**Requirement:** Line filter on the word "text": copy each matching line from the entries.

Website and app data records
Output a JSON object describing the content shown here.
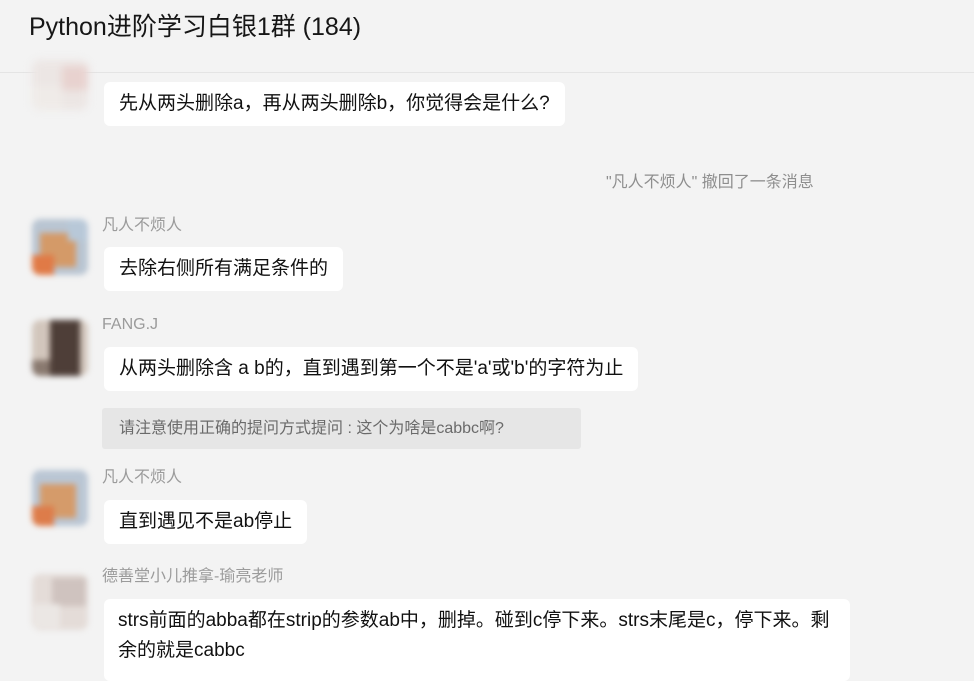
{
  "chat": {
    "title": "Python进阶学习白银1群 (184)"
  },
  "messages": [
    {
      "sender": "",
      "text": "先从两头删除a，再从两头删除b，你觉得会是什么?"
    },
    {
      "sender": "凡人不烦人",
      "text": "去除右侧所有满足条件的"
    },
    {
      "sender": "FANG.J",
      "text": "从两头删除含 a b的，直到遇到第一个不是'a'或'b'的字符为止",
      "quote": "请注意使用正确的提问方式提问 : 这个为啥是cabbc啊?"
    },
    {
      "sender": "凡人不烦人",
      "text": "直到遇见不是ab停止"
    },
    {
      "sender": "德善堂小儿推拿-瑜亮老师",
      "text": "strs前面的abba都在strip的参数ab中，删掉。碰到c停下来。strs末尾是c，停下来。剩余的就是cabbc"
    }
  ],
  "system": {
    "recall_notice": "\"凡人不烦人\" 撤回了一条消息"
  },
  "colors": {
    "background": "#f3f3f3",
    "bubble": "#ffffff",
    "quote_background": "#e6e6e6",
    "sender_name": "#9b9b9b"
  }
}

**Solution to this problem:**
      "text": "先从两头删除a，再从两头删除b，你觉得会是什么?"
      "text": "去除右侧所有满足条件的"
      "text": "从两头删除含 a b的，直到遇到第一个不是'a'或'b'的字符为止",
      "text": "直到遇见不是ab停止"
      "text": "strs前面的abba都在strip的参数ab中，删掉。碰到c停下来。strs末尾是c，停下来。剩余的就是cabbc"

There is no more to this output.